People with severe, irreversible brain damage fall into this mixed category. Many lie in intensive care units where ventilators breathe for them, but because they have minimal reflexes or movements, they're considered alive, especially by their families. Medical professionals, however, may disagree, leading to painful and complex debates about whether someone is alive.

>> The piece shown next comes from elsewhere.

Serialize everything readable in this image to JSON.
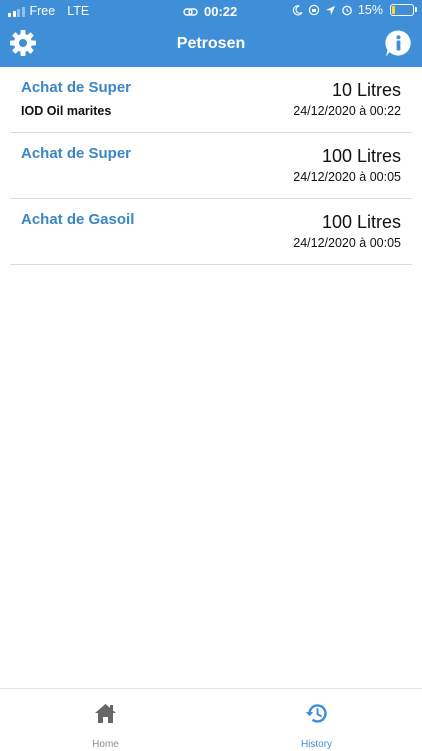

Take the case of Jahi McMath, whose tonsil surgery in 2013, at age 13, went terribly wrong, leaving her brain dead—or so doctors thought. Her family refused to believe she was dead and moved her from Oakland, California, to New Jersey, where she was provided with feeding tubes in addition to her ventilator. After several months, her mother began recording videos that she said were proof that Jahi could move different parts of her body when asked to. Additional brain scans revealed that although some parts of her brain, like her brain stem, were largely destroyed, the structure of large parts of her cerebrum, which is responsible for consciousness, language, and voluntary movements, was intact. Her heart rate also changed when her mother spoke, leading a neurologist to declare last year, after viewing many of her mother's videos, that she is technically alive—nearly four years after she was pronounced brain dead. By her mother's reckoning, Jahi turned 17 on October 24, 2017.
Organ donation adds another layer of complications. Since an organ needs to be transplanted as quickly as possible to avoid damage, doctors want to declare death as soon as they can after a person has been disconnected from a machine. The protocol is usually to wait for five minutes after a donor's heart and breathing have stopped. However, some believe that's not long enough, since the person could still be resuscitated at that point.
Bernat—whose research interests include brain death and the definition of death, consciousness disorders including coma and vegetative states, and ethical and philosophical issues in neurology—disagrees. "I would argue that breathing and circulation has permanently ceased even if it hasn't irreversibly ceased," he says. "It won't restart by itself."
THE FUTURE OF BRINGING PEOPLE BACK TO LIFE
As resuscitation technology improves, scientists may find new ways to reverse death. One promising approach is therapeutic hypothermia. Sometimes used on heart attack patients who have been revived, the therapy uses cooling devices to lower body temperature, usually for about 24 hours. "It improves a patient's chance of recovering from cardiac arrest and the brain injury [from a lack of oxygen] that can result from it," says Leary, who specializes in research and education relating to cardiac arrest, CPR quality, and therapeutic hypothermia.
One more out-there possibility—which had its heyday in the early 2000s but still has its proponents today—is cryonic freezing, in which dead bodies (and in some cases, just people's heads) are preserved in the hope that they can be brought back once technology advances. Just minutes after death, a cryonaut's body is chilled; a chest compression device called a thumper keeps blood flowing through the body, which is then shot up with anticoagulants to prevent blood clots from forming; and finally, the blood is flushed out and replaced with a kind of antifreeze to halt the cell damage that usually occurs from freezing.
The idea is highly controversial. "It makes a good story for a movie, but it seems crazy to me," Bernat says. "I don't think it's the answer." But even if cryogenics is out, Bernat does believe that certain types of brain damage now thought to be permanent could one day be subject to medical intervention. "There is currently a huge effort in many medical centers to study brain resuscitation," he says.
Genetics provides another potential frontier. Scientists recently found that some genes in mice and fish live on after they die. And even more surprisingly, other genes regulating embryonic development, which switch off when an animal is born, turn on again after death. We don't yet know if the same thing happens in humans.